Yeah, exactly. That’s a deeper listening experience. It really is. It’s funny, we’ve advanced so far but every now and again we take a step back. When I travel I listen to music on my laptop. It has pretty good speakers but there’s nothing like putting on an album, even through the worst stereo system. That’s still gonna give you a completely different connection to the music than the convenience of your phone. That’s what led us to make these kinds of record.

You mentioned the lyrics on “Crash of the Crown” and how they weren’t written about everything that’s gone on over the last few years but that they could be. I would imagine that happens a lot. You write about something and then, later, you either realize, “Oh, I was writing about this that was going on in my life but didn’t know it” or, “I didn’t know that was going to happen but it fits.”

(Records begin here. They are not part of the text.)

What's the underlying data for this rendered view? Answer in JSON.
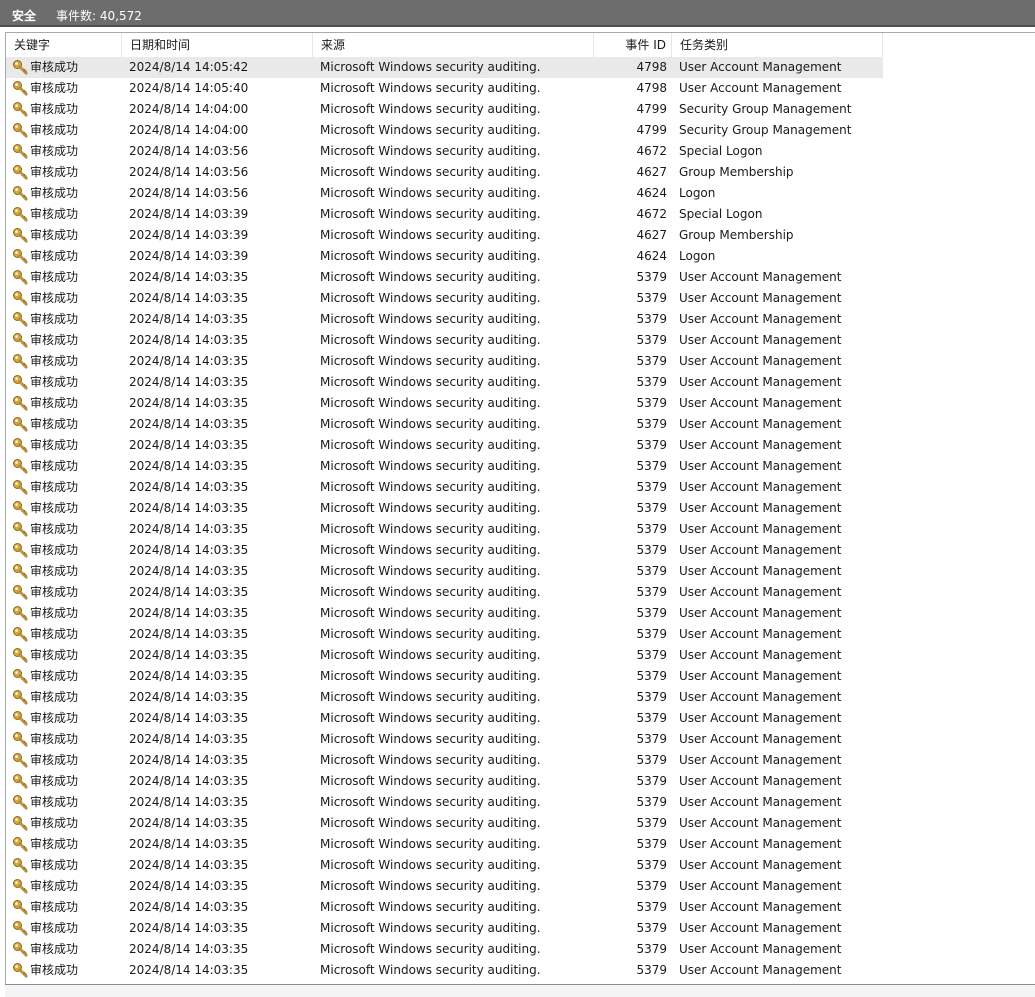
{
  "header": {
    "log_name": "安全",
    "event_count": "事件数: 40,572"
  },
  "columns": {
    "keyword": "关键字",
    "date": "日期和时间",
    "source": "来源",
    "event_id": "事件 ID",
    "task": "任务类别"
  },
  "icons": {
    "row_icon": "key-icon",
    "key_color": "#d9a53a"
  },
  "rows": [
    {
      "keyword": "审核成功",
      "date": "2024/8/14 14:05:42",
      "source": "Microsoft Windows security auditing.",
      "event_id": "4798",
      "task": "User Account Management"
    },
    {
      "keyword": "审核成功",
      "date": "2024/8/14 14:05:40",
      "source": "Microsoft Windows security auditing.",
      "event_id": "4798",
      "task": "User Account Management"
    },
    {
      "keyword": "审核成功",
      "date": "2024/8/14 14:04:00",
      "source": "Microsoft Windows security auditing.",
      "event_id": "4799",
      "task": "Security Group Management"
    },
    {
      "keyword": "审核成功",
      "date": "2024/8/14 14:04:00",
      "source": "Microsoft Windows security auditing.",
      "event_id": "4799",
      "task": "Security Group Management"
    },
    {
      "keyword": "审核成功",
      "date": "2024/8/14 14:03:56",
      "source": "Microsoft Windows security auditing.",
      "event_id": "4672",
      "task": "Special Logon"
    },
    {
      "keyword": "审核成功",
      "date": "2024/8/14 14:03:56",
      "source": "Microsoft Windows security auditing.",
      "event_id": "4627",
      "task": "Group Membership"
    },
    {
      "keyword": "审核成功",
      "date": "2024/8/14 14:03:56",
      "source": "Microsoft Windows security auditing.",
      "event_id": "4624",
      "task": "Logon"
    },
    {
      "keyword": "审核成功",
      "date": "2024/8/14 14:03:39",
      "source": "Microsoft Windows security auditing.",
      "event_id": "4672",
      "task": "Special Logon"
    },
    {
      "keyword": "审核成功",
      "date": "2024/8/14 14:03:39",
      "source": "Microsoft Windows security auditing.",
      "event_id": "4627",
      "task": "Group Membership"
    },
    {
      "keyword": "审核成功",
      "date": "2024/8/14 14:03:39",
      "source": "Microsoft Windows security auditing.",
      "event_id": "4624",
      "task": "Logon"
    },
    {
      "keyword": "审核成功",
      "date": "2024/8/14 14:03:35",
      "source": "Microsoft Windows security auditing.",
      "event_id": "5379",
      "task": "User Account Management"
    },
    {
      "keyword": "审核成功",
      "date": "2024/8/14 14:03:35",
      "source": "Microsoft Windows security auditing.",
      "event_id": "5379",
      "task": "User Account Management"
    },
    {
      "keyword": "审核成功",
      "date": "2024/8/14 14:03:35",
      "source": "Microsoft Windows security auditing.",
      "event_id": "5379",
      "task": "User Account Management"
    },
    {
      "keyword": "审核成功",
      "date": "2024/8/14 14:03:35",
      "source": "Microsoft Windows security auditing.",
      "event_id": "5379",
      "task": "User Account Management"
    },
    {
      "keyword": "审核成功",
      "date": "2024/8/14 14:03:35",
      "source": "Microsoft Windows security auditing.",
      "event_id": "5379",
      "task": "User Account Management"
    },
    {
      "keyword": "审核成功",
      "date": "2024/8/14 14:03:35",
      "source": "Microsoft Windows security auditing.",
      "event_id": "5379",
      "task": "User Account Management"
    },
    {
      "keyword": "审核成功",
      "date": "2024/8/14 14:03:35",
      "source": "Microsoft Windows security auditing.",
      "event_id": "5379",
      "task": "User Account Management"
    },
    {
      "keyword": "审核成功",
      "date": "2024/8/14 14:03:35",
      "source": "Microsoft Windows security auditing.",
      "event_id": "5379",
      "task": "User Account Management"
    },
    {
      "keyword": "审核成功",
      "date": "2024/8/14 14:03:35",
      "source": "Microsoft Windows security auditing.",
      "event_id": "5379",
      "task": "User Account Management"
    },
    {
      "keyword": "审核成功",
      "date": "2024/8/14 14:03:35",
      "source": "Microsoft Windows security auditing.",
      "event_id": "5379",
      "task": "User Account Management"
    },
    {
      "keyword": "审核成功",
      "date": "2024/8/14 14:03:35",
      "source": "Microsoft Windows security auditing.",
      "event_id": "5379",
      "task": "User Account Management"
    },
    {
      "keyword": "审核成功",
      "date": "2024/8/14 14:03:35",
      "source": "Microsoft Windows security auditing.",
      "event_id": "5379",
      "task": "User Account Management"
    },
    {
      "keyword": "审核成功",
      "date": "2024/8/14 14:03:35",
      "source": "Microsoft Windows security auditing.",
      "event_id": "5379",
      "task": "User Account Management"
    },
    {
      "keyword": "审核成功",
      "date": "2024/8/14 14:03:35",
      "source": "Microsoft Windows security auditing.",
      "event_id": "5379",
      "task": "User Account Management"
    },
    {
      "keyword": "审核成功",
      "date": "2024/8/14 14:03:35",
      "source": "Microsoft Windows security auditing.",
      "event_id": "5379",
      "task": "User Account Management"
    },
    {
      "keyword": "审核成功",
      "date": "2024/8/14 14:03:35",
      "source": "Microsoft Windows security auditing.",
      "event_id": "5379",
      "task": "User Account Management"
    },
    {
      "keyword": "审核成功",
      "date": "2024/8/14 14:03:35",
      "source": "Microsoft Windows security auditing.",
      "event_id": "5379",
      "task": "User Account Management"
    },
    {
      "keyword": "审核成功",
      "date": "2024/8/14 14:03:35",
      "source": "Microsoft Windows security auditing.",
      "event_id": "5379",
      "task": "User Account Management"
    },
    {
      "keyword": "审核成功",
      "date": "2024/8/14 14:03:35",
      "source": "Microsoft Windows security auditing.",
      "event_id": "5379",
      "task": "User Account Management"
    },
    {
      "keyword": "审核成功",
      "date": "2024/8/14 14:03:35",
      "source": "Microsoft Windows security auditing.",
      "event_id": "5379",
      "task": "User Account Management"
    },
    {
      "keyword": "审核成功",
      "date": "2024/8/14 14:03:35",
      "source": "Microsoft Windows security auditing.",
      "event_id": "5379",
      "task": "User Account Management"
    },
    {
      "keyword": "审核成功",
      "date": "2024/8/14 14:03:35",
      "source": "Microsoft Windows security auditing.",
      "event_id": "5379",
      "task": "User Account Management"
    },
    {
      "keyword": "审核成功",
      "date": "2024/8/14 14:03:35",
      "source": "Microsoft Windows security auditing.",
      "event_id": "5379",
      "task": "User Account Management"
    },
    {
      "keyword": "审核成功",
      "date": "2024/8/14 14:03:35",
      "source": "Microsoft Windows security auditing.",
      "event_id": "5379",
      "task": "User Account Management"
    },
    {
      "keyword": "审核成功",
      "date": "2024/8/14 14:03:35",
      "source": "Microsoft Windows security auditing.",
      "event_id": "5379",
      "task": "User Account Management"
    },
    {
      "keyword": "审核成功",
      "date": "2024/8/14 14:03:35",
      "source": "Microsoft Windows security auditing.",
      "event_id": "5379",
      "task": "User Account Management"
    },
    {
      "keyword": "审核成功",
      "date": "2024/8/14 14:03:35",
      "source": "Microsoft Windows security auditing.",
      "event_id": "5379",
      "task": "User Account Management"
    },
    {
      "keyword": "审核成功",
      "date": "2024/8/14 14:03:35",
      "source": "Microsoft Windows security auditing.",
      "event_id": "5379",
      "task": "User Account Management"
    },
    {
      "keyword": "审核成功",
      "date": "2024/8/14 14:03:35",
      "source": "Microsoft Windows security auditing.",
      "event_id": "5379",
      "task": "User Account Management"
    },
    {
      "keyword": "审核成功",
      "date": "2024/8/14 14:03:35",
      "source": "Microsoft Windows security auditing.",
      "event_id": "5379",
      "task": "User Account Management"
    },
    {
      "keyword": "审核成功",
      "date": "2024/8/14 14:03:35",
      "source": "Microsoft Windows security auditing.",
      "event_id": "5379",
      "task": "User Account Management"
    },
    {
      "keyword": "审核成功",
      "date": "2024/8/14 14:03:35",
      "source": "Microsoft Windows security auditing.",
      "event_id": "5379",
      "task": "User Account Management"
    },
    {
      "keyword": "审核成功",
      "date": "2024/8/14 14:03:35",
      "source": "Microsoft Windows security auditing.",
      "event_id": "5379",
      "task": "User Account Management"
    },
    {
      "keyword": "审核成功",
      "date": "2024/8/14 14:03:35",
      "source": "Microsoft Windows security auditing.",
      "event_id": "5379",
      "task": "User Account Management"
    }
  ]
}
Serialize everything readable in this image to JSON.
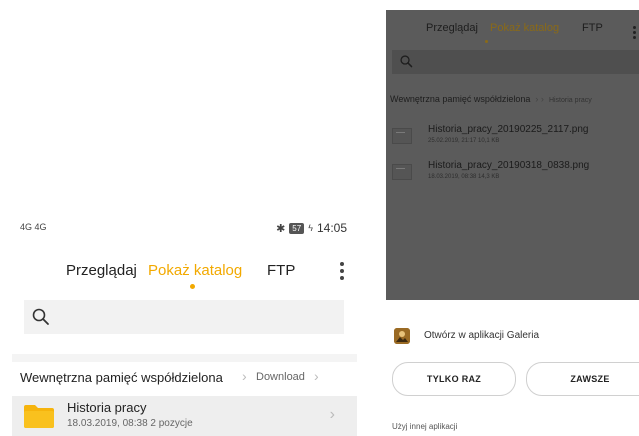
{
  "left": {
    "status": {
      "signal": "4G  4G",
      "battery": "57",
      "time": "14:05"
    },
    "tabs": [
      {
        "label": "Przeglądaj"
      },
      {
        "label": "Pokaż katalog"
      },
      {
        "label": "FTP"
      }
    ],
    "breadcrumb": {
      "root": "Wewnętrzna pamięć współdzielona",
      "current": "Download"
    },
    "folder": {
      "name": "Historia pracy",
      "meta": "18.03.2019, 08:38  2 pozycje"
    }
  },
  "right": {
    "tabs": [
      {
        "label": "Przeglądaj"
      },
      {
        "label": "Pokaż katalog"
      },
      {
        "label": "FTP"
      }
    ],
    "breadcrumb": {
      "root": "Wewnętrzna pamięć współdzielona",
      "current": "Historia pracy"
    },
    "files": [
      {
        "name": "Historia_pracy_20190225_2117.png",
        "meta": "25.02.2019, 21:17  10,1 KB"
      },
      {
        "name": "Historia_pracy_20190318_0838.png",
        "meta": "18.03.2019, 08:38  14,3 KB"
      }
    ],
    "sheet": {
      "open_with": "Otwórz w aplikacji Galeria",
      "once": "TYLKO RAZ",
      "always": "ZAWSZE",
      "other": "Użyj innej aplikacji"
    }
  },
  "colors": {
    "accent": "#f2a900",
    "dim_overlay": "#5b5b5b"
  },
  "icons": [
    "search-icon",
    "folder-icon",
    "bluetooth-icon",
    "battery-icon",
    "more-vert-icon",
    "chevron-right-icon",
    "gallery-app-icon",
    "image-file-icon"
  ]
}
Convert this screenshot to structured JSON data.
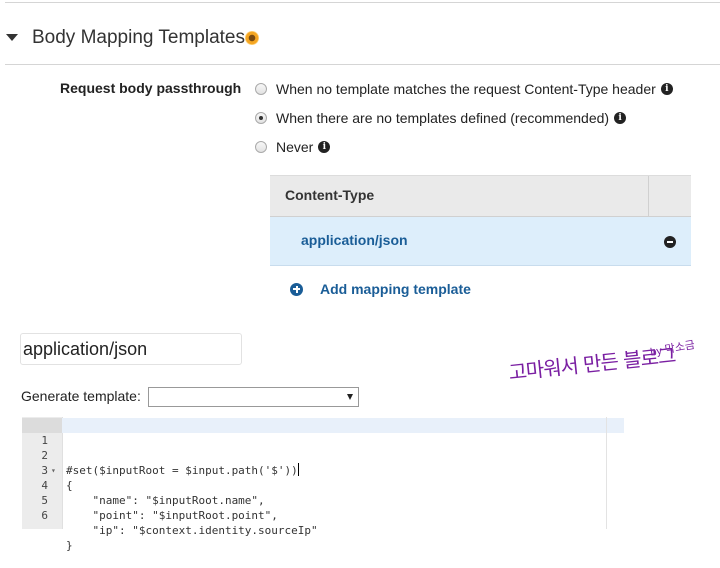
{
  "section": {
    "title": "Body Mapping Templates"
  },
  "passthrough": {
    "label": "Request body passthrough",
    "options": [
      {
        "label": "When no template matches the request Content-Type header",
        "checked": false
      },
      {
        "label": "When there are no templates defined (recommended)",
        "checked": true
      },
      {
        "label": "Never",
        "checked": false
      }
    ]
  },
  "content_type_table": {
    "header": "Content-Type",
    "rows": [
      {
        "label": "application/json",
        "selected": true
      }
    ]
  },
  "add_mapping_template_label": "Add mapping template",
  "content_type_input": {
    "value": "application/json"
  },
  "watermark": {
    "text": "고마워서 만든 블로그",
    "by": "by 막소금"
  },
  "generate_template": {
    "label": "Generate template:",
    "selected": ""
  },
  "editor": {
    "lines": [
      {
        "num": "1",
        "fold": "",
        "code": "#set($inputRoot = $input.path('$'))"
      },
      {
        "num": "2",
        "fold": "▾",
        "code": "{"
      },
      {
        "num": "3",
        "fold": "",
        "code": "    \"name\": \"$inputRoot.name\","
      },
      {
        "num": "4",
        "fold": "",
        "code": "    \"point\": \"$inputRoot.point\","
      },
      {
        "num": "5",
        "fold": "",
        "code": "    \"ip\": \"$context.identity.sourceIp\""
      },
      {
        "num": "6",
        "fold": "",
        "code": "}"
      }
    ]
  },
  "colors": {
    "link_blue": "#1a5d97",
    "selected_row": "#ddeefb",
    "table_header": "#eaeaea",
    "watermark": "#7a1fa2"
  }
}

That happens so often. I mean, a song that meant something to you in the 1970s can mean something completely different to you today. You can relate it to the world in a completely different way and simultaneously you'll have the nostalgic experience of how you first listened to the song and then the experience of what it means to you today and how it affects you today. Well, I guess the shock for us though was it happened in such short order because as these songs made so much sense to us in 2018 when we were writing them we never thought there would be this next layer and much more profound later.

Your entry into the Styx world is interesting because you had an established solo career and Styx was a well-established band when you joined. But, pretty much from the beginning, you were part of the writing process, just full-in. That doesn’t always happen with a new member, even one who has a track record like you did.

Really, everything you could bring to the band was on the table right off the bat, everything that anyone can offer or at least throw out there and withstand the criticism that comes with it. Sometimes you have to push a little bit because everyone has their own camera angle of what’s going on. So there’s a moment when you can suddenly say, “What about this idea?” That’s always been part of it, everything we do, from the live aspect to how we make coffee on the bus. Every little thing you can offer is open, that’s part of the band. Having said that, having such great writers in the band, you could sit back and … not write. But we all want to take a swing at that tree.

Are you a big Beatles guy? Have you heard the new “Let It Be” box set?

If there’s a bigger Beatles guy on earth, I haven’t met him. Well, I’ve met Ringo. I think he’s a bigger Beatles guy. I think he’s a bigger fan at this point. But I haven’t heard it yet. I can’t wait to hear it properly. I’m so happy that they’re doing this Peter Jackson film. It seems to show a completely different side of what happened during “Let It Be.”

I made my second solo album in John Lennon’s old house, Tittenhurst Park. Ringo was living there at the time. It’s the house where John made “Imagine.” Ringo would come by … often make great supportive comments. The story of the Beatles is so central to so many lives. That story and those songs, they’re woven into the fabric of our time on earth.